Spark 3.4.0 with Scala 2.12.
Now Spark server is running and ready to accept Spark Connect sessions from client applications. In the next section we will walk through how to use Spark Connect when writing client applications.
Use Spark Connect in client applications
When creating a Spark session, you can specify that you want to use Spark Connect and there are a few ways to do that outlined as follows.
If you do not use one of the mechanisms outlined here, your Spark session will work just like before, without leveraging Spark Connect, and your application code will run on the Spark driver node.
Set SPARK_REMOTE environment variable
If you set the
SPARK_REMOTE environment variable on the client machine where your
Spark client application is running and create a new Spark Session as in the following
example, the session will be a Spark Connect session. With this approach, there is no
code change needed to start using Spark Connect.
In a terminal window, set the
SPARK_REMOTE environment variable to point to the
local Spark server you started previously on your computer:
And start the Spark shell as usual:
The PySpark shell is now connected to Spark using Spark Connect as indicated in the welcome message:
And if you write your own program, create a Spark session as shown in this example:
This will create a Spark Connect session from your application by reading the
SPARK_REMOTE environment variable we set previously.
Specify Spark Connect when creating Spark session
You can also specify that you want to use Spark Connect explicitly when you create a Spark session.
For example, you can launch the PySpark shell with Spark Connect as illustrated here.
To launch the PySpark shell with Spark Connect, simply include the
parameter and specify the location of your Spark server. We are using
in this example to connect to the local Spark server we started previously:
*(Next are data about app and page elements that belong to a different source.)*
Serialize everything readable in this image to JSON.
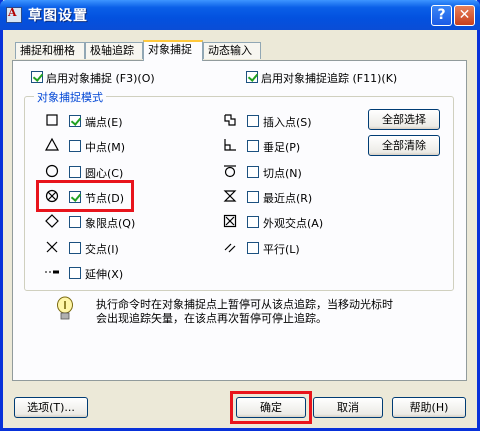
{
  "window": {
    "title": "草图设置",
    "help_label": "?",
    "close_label": "✕"
  },
  "tabs": [
    {
      "label": "捕捉和栅格"
    },
    {
      "label": "极轴追踪"
    },
    {
      "label": "对象捕捉",
      "active": true
    },
    {
      "label": "动态输入"
    }
  ],
  "top_options": {
    "enable_snap": {
      "label": "启用对象捕捉 (F3)(O)",
      "checked": true
    },
    "enable_tracking": {
      "label": "启用对象捕捉追踪 (F11)(K)",
      "checked": true
    }
  },
  "group": {
    "title": "对象捕捉模式",
    "left_modes": [
      {
        "label": "端点(E)",
        "checked": true,
        "icon": "square-endpoint-icon"
      },
      {
        "label": "中点(M)",
        "checked": false,
        "icon": "triangle-midpoint-icon"
      },
      {
        "label": "圆心(C)",
        "checked": false,
        "icon": "circle-center-icon"
      },
      {
        "label": "节点(D)",
        "checked": true,
        "icon": "node-icon"
      },
      {
        "label": "象限点(Q)",
        "checked": false,
        "icon": "diamond-quadrant-icon"
      },
      {
        "label": "交点(I)",
        "checked": false,
        "icon": "x-intersection-icon"
      },
      {
        "label": "延伸(X)",
        "checked": false,
        "icon": "extension-icon"
      }
    ],
    "right_modes": [
      {
        "label": "插入点(S)",
        "checked": false,
        "icon": "insertion-icon"
      },
      {
        "label": "垂足(P)",
        "checked": false,
        "icon": "perpendicular-icon"
      },
      {
        "label": "切点(N)",
        "checked": false,
        "icon": "tangent-icon"
      },
      {
        "label": "最近点(R)",
        "checked": false,
        "icon": "nearest-icon"
      },
      {
        "label": "外观交点(A)",
        "checked": false,
        "icon": "apparent-intersection-icon"
      },
      {
        "label": "平行(L)",
        "checked": false,
        "icon": "parallel-icon"
      }
    ],
    "select_all_label": "全部选择",
    "clear_all_label": "全部清除"
  },
  "info": {
    "line1": "执行命令时在对象捕捉点上暂停可从该点追踪，当移动光标时",
    "line2": "会出现追踪矢量，在该点再次暂停可停止追踪。"
  },
  "footer": {
    "options_label": "选项(T)...",
    "ok_label": "确定",
    "cancel_label": "取消",
    "help_label": "帮助(H)"
  },
  "colors": {
    "title_blue": "#0a5fe8",
    "group_title": "#0046d5",
    "highlight_red": "#e8141c",
    "check_green": "#21a121"
  }
}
And you will notice that the PySpark shell welcome message tells you that you have connected to Spark using Spark Connect:
You can also check the Spark session type. If it includes
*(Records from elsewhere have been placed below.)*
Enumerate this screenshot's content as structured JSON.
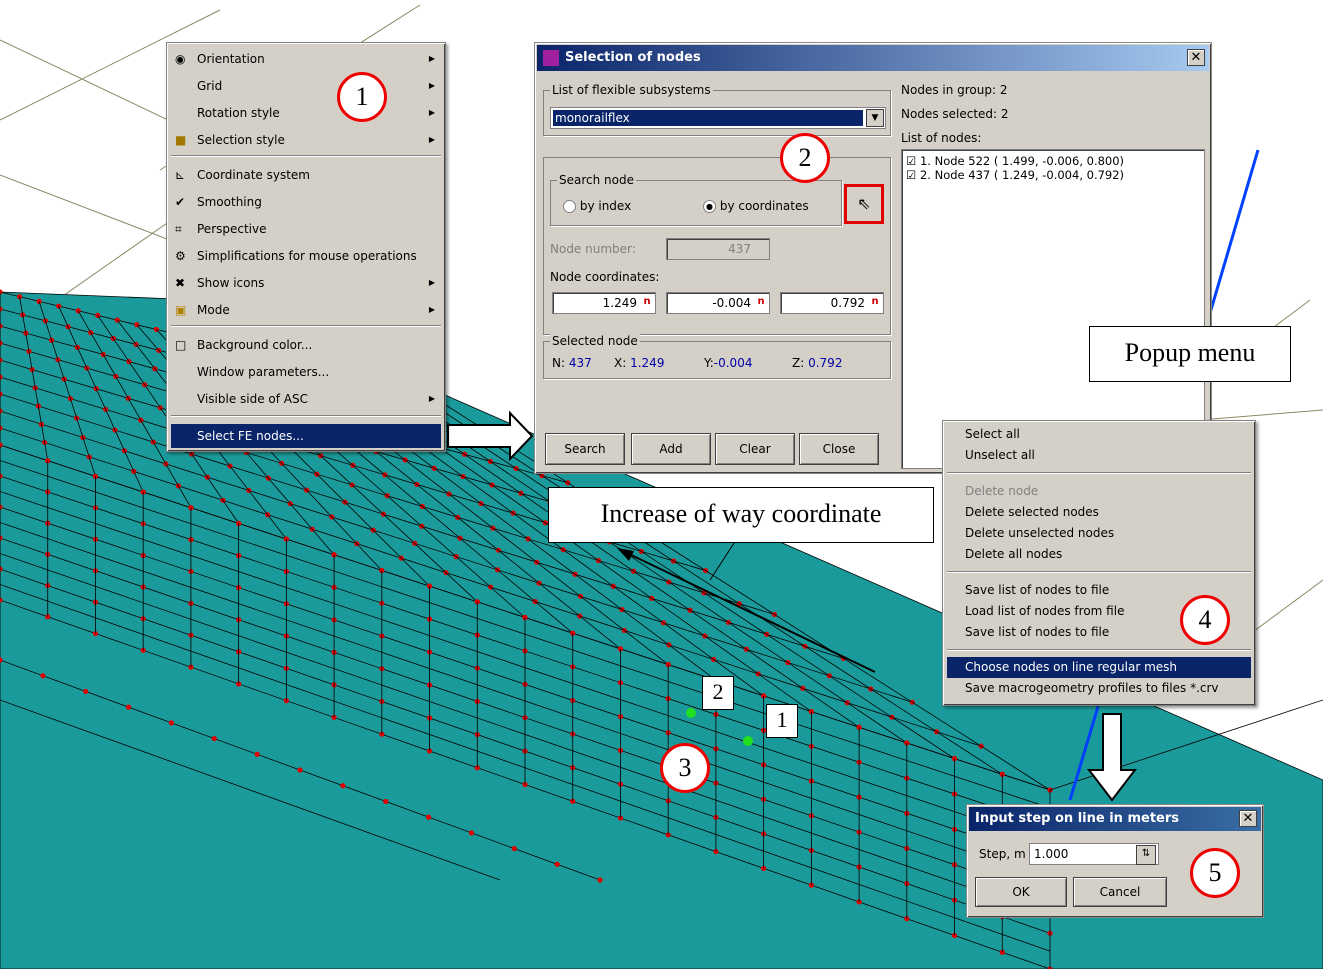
{
  "context_menu": {
    "items": [
      {
        "label": "Orientation",
        "icon": "eye-icon",
        "submenu": true
      },
      {
        "label": "Grid",
        "icon": "",
        "submenu": true
      },
      {
        "label": "Rotation style",
        "icon": "",
        "submenu": true
      },
      {
        "label": "Selection style",
        "icon": "cube-icon",
        "submenu": true
      },
      {
        "label": "Coordinate system",
        "icon": "axes-icon",
        "submenu": false
      },
      {
        "label": "Smoothing",
        "icon": "check-icon",
        "submenu": false
      },
      {
        "label": "Perspective",
        "icon": "perspective-icon",
        "submenu": false
      },
      {
        "label": "Simplifications for mouse operations",
        "icon": "mouse-icon",
        "submenu": false
      },
      {
        "label": "Show icons",
        "icon": "icons-icon",
        "submenu": true
      },
      {
        "label": "Mode",
        "icon": "mode-icon",
        "submenu": true
      },
      {
        "label": "Background color...",
        "icon": "color-box-icon",
        "submenu": false
      },
      {
        "label": "Window parameters...",
        "icon": "",
        "submenu": false
      },
      {
        "label": "Visible side of ASC",
        "icon": "",
        "submenu": true
      },
      {
        "label": "Select FE nodes...",
        "icon": "",
        "submenu": false,
        "selected": true
      }
    ]
  },
  "dialog": {
    "title": "Selection of nodes",
    "subsystems_label": "List of flexible subsystems",
    "subsystem_value": "monorailflex",
    "search_node_label": "Search node",
    "by_index_label": "by index",
    "by_coordinates_label": "by coordinates",
    "node_number_label": "Node number:",
    "node_number_value": "437",
    "node_coords_label": "Node coordinates:",
    "coord_x": "1.249",
    "coord_y": "-0.004",
    "coord_z": "0.792",
    "selected_node_label": "Selected node",
    "sel_n_label": "N:",
    "sel_n": "437",
    "sel_x_label": "X:",
    "sel_x": "1.249",
    "sel_y_label": "Y:",
    "sel_y": "-0.004",
    "sel_z_label": "Z:",
    "sel_z": "0.792",
    "nodes_in_group": "Nodes in group: 2",
    "nodes_selected": "Nodes selected: 2",
    "list_of_nodes_label": "List of nodes:",
    "nodes": [
      "1. Node 522 (  1.499, -0.006,  0.800)",
      "2. Node 437 (  1.249, -0.004,  0.792)"
    ],
    "buttons": {
      "search": "Search",
      "add": "Add",
      "clear": "Clear",
      "close": "Close"
    }
  },
  "popup_menu": {
    "items": [
      {
        "label": "Select all",
        "enabled": true
      },
      {
        "label": "Unselect all",
        "enabled": true
      },
      {
        "label": "Delete node",
        "enabled": false
      },
      {
        "label": "Delete selected nodes",
        "enabled": true
      },
      {
        "label": "Delete unselected nodes",
        "enabled": true
      },
      {
        "label": "Delete all nodes",
        "enabled": true
      },
      {
        "label": "Save list of nodes to file",
        "enabled": true
      },
      {
        "label": "Load list of nodes from file",
        "enabled": true
      },
      {
        "label": "Save list of nodes to file",
        "enabled": true
      },
      {
        "label": "Choose nodes on line regular mesh",
        "enabled": true,
        "selected": true
      },
      {
        "label": "Save macrogeometry profiles to files *.crv",
        "enabled": true
      }
    ]
  },
  "step_dialog": {
    "title": "Input step on line in meters",
    "step_label": "Step, m",
    "step_value": "1.000",
    "ok": "OK",
    "cancel": "Cancel"
  },
  "annotations": {
    "popup_menu_label": "Popup menu",
    "increase_label": "Increase of way coordinate",
    "circle_1": "1",
    "circle_2": "2",
    "circle_3": "3",
    "circle_4": "4",
    "circle_5": "5",
    "node_label_1": "1",
    "node_label_2": "2"
  },
  "colors": {
    "mesh_face": "#1a9a9a",
    "node_red": "#e00000",
    "node_green": "#20e020",
    "title_blue": "#0a246a"
  }
}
are using Spark Connect as shown in this example:
Now you can run PySpark code in the shell to see Spark Connect in action:
Or, when writing your own code, include the
remote function with a reference to
your Spark server when you create a Spark session, as in this example:
Client application authentication
While Spark Connect does not have built-in authentication, it is designed to work seamlessly with your existing authentication infrastructure. Its gRPC HTTP/2 interface allows for the use of authenticating proxies, which makes it possible to secure Spark Connect without having to implement authentication logic in Spark directly.
What is supported in Spark 3.4
PySpark: In Spark 3.4, Spark Connect supports most PySpark APIs, including DataFrame, Functions, and Column. However, some APIs such as SparkContext and RDD are not supported. You can check which APIs are currently supported in the API reference documentation. Supported APIs are labeled “Supports Spark Connect” so you can check whether the APIs you are using are available before migrating existing code to Spark Connect.
Support for more APIs is planned for upcoming Spark releases.